When YouTube footage of this wild animal being tickled in a Russian flat appeared, however, the slow loris became an instant celebrity, with over 12 million online views. As someone who has dedicated her time to studying this species, you might think that I'd be delighted that the slow loris had become so well known, so quickly.
However, overnight fame for the slow loris has created significant problems as more and more people want to keep the species as a pet. A large number of the people who watched the infamous YouTube clip commented to say that the slow loris is "so cute", and declared "I want one".
The slow loris might look like a harmless, big-eyed baby Ewok from a scene in Star Wars, but the animal is actually one of the only poisonous mammals in the world. Its toxin can cause death in humans through anaphylactic shock. Unknowing humans should stay clear of the toxin, which is released from near its elbows. When threatened, the loris takes the toxin into its mouth and mixes it with saliva.
It is illegal to trade slow lorises as pets, and those that are, often have their teeth cruelly ripped out by traders, using either nail clippers, wire cutters or pliers. Although many scientists are trying to educate people about the cruelty of keeping the creature as a pet, it remains an uphill battle. There is still so much we can learn about this vulnerable primate that will help with our understanding and aid primate conservation in this area.

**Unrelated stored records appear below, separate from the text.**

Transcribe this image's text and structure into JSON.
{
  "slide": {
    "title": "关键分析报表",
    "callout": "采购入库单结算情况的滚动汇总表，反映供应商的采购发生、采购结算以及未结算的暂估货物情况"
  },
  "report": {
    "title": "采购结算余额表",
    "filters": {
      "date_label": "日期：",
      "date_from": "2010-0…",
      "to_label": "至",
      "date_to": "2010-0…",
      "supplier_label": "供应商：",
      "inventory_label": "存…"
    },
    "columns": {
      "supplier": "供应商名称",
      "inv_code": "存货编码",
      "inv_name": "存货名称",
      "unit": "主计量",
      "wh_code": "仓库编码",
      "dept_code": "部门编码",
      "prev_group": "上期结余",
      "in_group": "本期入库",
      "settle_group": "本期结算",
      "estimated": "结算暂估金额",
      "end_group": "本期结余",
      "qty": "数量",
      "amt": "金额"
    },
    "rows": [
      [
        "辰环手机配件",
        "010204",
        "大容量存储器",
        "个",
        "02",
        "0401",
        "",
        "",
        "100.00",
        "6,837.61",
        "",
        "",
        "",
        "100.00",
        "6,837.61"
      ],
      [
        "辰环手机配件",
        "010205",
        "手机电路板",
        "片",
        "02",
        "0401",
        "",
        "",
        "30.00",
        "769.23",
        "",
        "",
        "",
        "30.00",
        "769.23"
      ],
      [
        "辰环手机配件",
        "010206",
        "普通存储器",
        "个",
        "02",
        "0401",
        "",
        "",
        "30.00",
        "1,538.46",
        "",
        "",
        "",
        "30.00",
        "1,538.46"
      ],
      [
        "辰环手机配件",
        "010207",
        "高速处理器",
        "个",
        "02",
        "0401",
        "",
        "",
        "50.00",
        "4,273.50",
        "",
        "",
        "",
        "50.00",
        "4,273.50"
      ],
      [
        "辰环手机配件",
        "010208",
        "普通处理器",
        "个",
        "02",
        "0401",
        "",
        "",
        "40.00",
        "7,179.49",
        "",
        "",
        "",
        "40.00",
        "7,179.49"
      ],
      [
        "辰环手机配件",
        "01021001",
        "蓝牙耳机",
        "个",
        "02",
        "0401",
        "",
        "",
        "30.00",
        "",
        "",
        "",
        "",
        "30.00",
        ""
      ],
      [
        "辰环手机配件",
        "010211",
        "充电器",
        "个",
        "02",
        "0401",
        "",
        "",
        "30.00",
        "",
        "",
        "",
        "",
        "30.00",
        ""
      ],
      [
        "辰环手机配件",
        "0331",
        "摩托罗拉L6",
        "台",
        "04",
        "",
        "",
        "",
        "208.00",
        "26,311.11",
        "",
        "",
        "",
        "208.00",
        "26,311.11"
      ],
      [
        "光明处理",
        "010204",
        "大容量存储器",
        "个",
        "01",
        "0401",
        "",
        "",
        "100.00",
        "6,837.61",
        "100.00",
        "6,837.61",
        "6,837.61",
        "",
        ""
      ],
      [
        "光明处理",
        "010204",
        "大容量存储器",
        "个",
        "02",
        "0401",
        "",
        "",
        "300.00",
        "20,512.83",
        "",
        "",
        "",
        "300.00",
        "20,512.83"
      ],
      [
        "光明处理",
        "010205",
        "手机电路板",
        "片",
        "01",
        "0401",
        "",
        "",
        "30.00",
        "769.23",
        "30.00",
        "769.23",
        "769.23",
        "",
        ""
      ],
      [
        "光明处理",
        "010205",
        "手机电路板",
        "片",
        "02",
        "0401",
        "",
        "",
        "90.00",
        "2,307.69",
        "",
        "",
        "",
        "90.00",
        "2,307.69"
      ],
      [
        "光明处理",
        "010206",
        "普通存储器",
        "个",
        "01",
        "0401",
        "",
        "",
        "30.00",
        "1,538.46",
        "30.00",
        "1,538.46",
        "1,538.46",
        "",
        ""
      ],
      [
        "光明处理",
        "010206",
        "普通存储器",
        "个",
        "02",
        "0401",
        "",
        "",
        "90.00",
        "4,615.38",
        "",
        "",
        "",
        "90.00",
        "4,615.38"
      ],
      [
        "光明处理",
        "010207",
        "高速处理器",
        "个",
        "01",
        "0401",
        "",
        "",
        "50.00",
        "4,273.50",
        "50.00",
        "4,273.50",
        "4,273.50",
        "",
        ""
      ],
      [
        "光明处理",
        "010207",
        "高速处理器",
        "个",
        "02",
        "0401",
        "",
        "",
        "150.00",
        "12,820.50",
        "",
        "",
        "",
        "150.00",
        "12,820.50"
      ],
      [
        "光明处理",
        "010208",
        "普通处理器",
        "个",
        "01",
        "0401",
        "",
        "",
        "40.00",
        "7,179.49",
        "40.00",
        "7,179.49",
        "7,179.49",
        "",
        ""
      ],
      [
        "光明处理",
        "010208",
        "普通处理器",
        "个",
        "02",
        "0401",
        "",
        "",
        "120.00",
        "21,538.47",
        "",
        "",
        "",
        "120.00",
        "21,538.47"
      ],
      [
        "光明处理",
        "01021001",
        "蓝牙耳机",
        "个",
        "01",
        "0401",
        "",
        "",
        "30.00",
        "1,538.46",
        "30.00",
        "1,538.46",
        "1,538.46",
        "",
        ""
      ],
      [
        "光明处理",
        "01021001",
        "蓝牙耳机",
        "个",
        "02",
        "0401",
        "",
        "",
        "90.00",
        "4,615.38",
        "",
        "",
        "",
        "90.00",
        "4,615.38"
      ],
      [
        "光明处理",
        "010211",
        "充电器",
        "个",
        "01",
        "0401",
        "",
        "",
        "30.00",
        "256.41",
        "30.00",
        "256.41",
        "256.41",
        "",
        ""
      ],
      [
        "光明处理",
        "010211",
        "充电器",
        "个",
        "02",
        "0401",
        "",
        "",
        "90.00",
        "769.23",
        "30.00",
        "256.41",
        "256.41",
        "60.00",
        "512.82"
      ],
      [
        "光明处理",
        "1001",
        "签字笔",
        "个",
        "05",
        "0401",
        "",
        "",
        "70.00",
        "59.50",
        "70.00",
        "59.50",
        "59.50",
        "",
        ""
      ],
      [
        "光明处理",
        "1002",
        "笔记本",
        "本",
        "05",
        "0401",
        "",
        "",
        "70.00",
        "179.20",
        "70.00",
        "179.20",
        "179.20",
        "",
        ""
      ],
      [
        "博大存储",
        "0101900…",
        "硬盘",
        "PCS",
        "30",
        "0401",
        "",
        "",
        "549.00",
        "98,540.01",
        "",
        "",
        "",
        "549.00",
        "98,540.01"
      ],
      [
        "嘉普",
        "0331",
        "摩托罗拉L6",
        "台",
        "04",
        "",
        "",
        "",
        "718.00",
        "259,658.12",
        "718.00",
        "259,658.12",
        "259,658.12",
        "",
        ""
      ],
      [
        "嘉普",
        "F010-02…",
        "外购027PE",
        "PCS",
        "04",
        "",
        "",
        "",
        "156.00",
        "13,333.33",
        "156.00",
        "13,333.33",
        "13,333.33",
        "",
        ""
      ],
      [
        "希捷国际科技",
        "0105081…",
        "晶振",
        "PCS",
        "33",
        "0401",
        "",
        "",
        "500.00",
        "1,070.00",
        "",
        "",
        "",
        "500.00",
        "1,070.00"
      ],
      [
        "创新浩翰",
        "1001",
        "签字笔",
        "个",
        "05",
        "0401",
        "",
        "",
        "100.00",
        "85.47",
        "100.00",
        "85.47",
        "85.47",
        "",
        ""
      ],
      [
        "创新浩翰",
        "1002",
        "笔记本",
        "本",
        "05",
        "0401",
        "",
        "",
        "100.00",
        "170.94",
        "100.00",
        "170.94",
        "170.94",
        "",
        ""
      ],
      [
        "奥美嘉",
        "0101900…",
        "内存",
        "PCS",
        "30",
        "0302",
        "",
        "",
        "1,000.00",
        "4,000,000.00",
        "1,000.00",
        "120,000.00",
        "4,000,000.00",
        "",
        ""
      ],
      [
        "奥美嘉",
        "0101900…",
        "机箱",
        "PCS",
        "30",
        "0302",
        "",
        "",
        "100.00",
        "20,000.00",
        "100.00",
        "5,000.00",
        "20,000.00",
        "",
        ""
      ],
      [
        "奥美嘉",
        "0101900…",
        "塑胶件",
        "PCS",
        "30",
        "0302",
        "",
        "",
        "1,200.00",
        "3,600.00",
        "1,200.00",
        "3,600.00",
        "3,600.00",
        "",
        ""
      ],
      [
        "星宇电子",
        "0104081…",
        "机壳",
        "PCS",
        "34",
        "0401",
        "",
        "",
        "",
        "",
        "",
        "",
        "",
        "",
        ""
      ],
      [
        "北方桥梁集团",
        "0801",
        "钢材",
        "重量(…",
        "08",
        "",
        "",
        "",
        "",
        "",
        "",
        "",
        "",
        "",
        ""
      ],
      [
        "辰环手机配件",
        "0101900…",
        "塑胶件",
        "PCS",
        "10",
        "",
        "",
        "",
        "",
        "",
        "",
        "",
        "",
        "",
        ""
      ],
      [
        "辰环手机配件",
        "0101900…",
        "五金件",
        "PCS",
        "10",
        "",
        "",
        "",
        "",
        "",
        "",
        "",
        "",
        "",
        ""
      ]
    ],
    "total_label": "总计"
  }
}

If you are interested in the slow loris, I urge you to help us to increase our understanding of this fascinating but under-threat creature by donating via our dedicated fundraising pages.

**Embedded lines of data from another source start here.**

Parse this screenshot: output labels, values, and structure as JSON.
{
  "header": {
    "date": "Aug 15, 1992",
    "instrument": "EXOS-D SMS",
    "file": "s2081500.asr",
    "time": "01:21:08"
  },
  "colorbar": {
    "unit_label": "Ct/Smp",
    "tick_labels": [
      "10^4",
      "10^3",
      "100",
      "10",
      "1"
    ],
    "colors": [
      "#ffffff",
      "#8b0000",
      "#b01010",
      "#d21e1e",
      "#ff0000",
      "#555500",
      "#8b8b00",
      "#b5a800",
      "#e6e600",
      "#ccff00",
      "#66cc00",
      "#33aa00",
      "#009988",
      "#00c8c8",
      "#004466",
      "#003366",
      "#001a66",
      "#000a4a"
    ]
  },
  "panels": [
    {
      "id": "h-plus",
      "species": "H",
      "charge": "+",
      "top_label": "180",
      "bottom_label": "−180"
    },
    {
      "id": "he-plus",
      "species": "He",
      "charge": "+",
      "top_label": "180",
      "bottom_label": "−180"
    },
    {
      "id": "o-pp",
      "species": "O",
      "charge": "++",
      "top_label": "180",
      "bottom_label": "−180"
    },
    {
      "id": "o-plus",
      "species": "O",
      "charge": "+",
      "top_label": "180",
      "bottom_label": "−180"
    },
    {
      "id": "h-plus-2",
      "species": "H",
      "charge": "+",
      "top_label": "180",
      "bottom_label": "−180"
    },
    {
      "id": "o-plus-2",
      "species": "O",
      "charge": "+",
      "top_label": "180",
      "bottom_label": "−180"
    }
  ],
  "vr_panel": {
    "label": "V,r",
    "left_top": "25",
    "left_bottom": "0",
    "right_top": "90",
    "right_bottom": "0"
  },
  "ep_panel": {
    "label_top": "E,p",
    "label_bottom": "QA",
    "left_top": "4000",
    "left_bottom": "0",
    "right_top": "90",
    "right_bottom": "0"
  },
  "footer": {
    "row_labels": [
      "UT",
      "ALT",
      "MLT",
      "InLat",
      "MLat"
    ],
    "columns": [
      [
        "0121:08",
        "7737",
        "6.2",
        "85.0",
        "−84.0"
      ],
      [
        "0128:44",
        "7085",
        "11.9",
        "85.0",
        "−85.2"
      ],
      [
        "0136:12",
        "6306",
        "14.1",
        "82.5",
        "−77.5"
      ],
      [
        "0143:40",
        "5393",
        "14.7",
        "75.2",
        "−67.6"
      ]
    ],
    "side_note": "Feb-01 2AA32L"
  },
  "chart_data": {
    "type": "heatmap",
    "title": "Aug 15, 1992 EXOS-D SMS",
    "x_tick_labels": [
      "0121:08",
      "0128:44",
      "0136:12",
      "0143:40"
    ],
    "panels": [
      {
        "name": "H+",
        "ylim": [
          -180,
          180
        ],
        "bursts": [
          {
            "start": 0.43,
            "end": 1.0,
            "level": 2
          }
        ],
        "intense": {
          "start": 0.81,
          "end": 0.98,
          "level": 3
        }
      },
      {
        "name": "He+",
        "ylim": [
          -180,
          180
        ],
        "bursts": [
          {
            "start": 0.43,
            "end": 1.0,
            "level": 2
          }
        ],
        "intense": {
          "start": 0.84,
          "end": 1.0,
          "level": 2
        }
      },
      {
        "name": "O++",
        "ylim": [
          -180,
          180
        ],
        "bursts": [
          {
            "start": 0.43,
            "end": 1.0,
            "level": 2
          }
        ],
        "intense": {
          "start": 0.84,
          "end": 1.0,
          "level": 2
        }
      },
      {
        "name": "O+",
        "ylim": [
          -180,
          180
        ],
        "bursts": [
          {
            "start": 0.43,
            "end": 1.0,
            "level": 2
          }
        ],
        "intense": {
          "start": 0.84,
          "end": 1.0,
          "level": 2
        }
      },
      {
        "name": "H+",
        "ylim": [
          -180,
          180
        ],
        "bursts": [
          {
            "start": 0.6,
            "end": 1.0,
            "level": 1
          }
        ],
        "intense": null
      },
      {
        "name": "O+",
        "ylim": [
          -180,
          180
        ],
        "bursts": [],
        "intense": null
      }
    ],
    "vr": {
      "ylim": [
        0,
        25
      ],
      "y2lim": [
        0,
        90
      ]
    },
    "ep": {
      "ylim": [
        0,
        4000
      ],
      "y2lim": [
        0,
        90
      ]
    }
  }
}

Your support would provide support to a range of activities to keep the slow loris in the wild where they belong. This will include:
I hope that you find these pages interesting and informative in providing greater awareness of the slow loris and its battle to survive extinction.
Professor Anna Nekaris, Reader in Primate Conservation and Anthropology and Course Leader in Primate Conservation, Oxford Brookes University.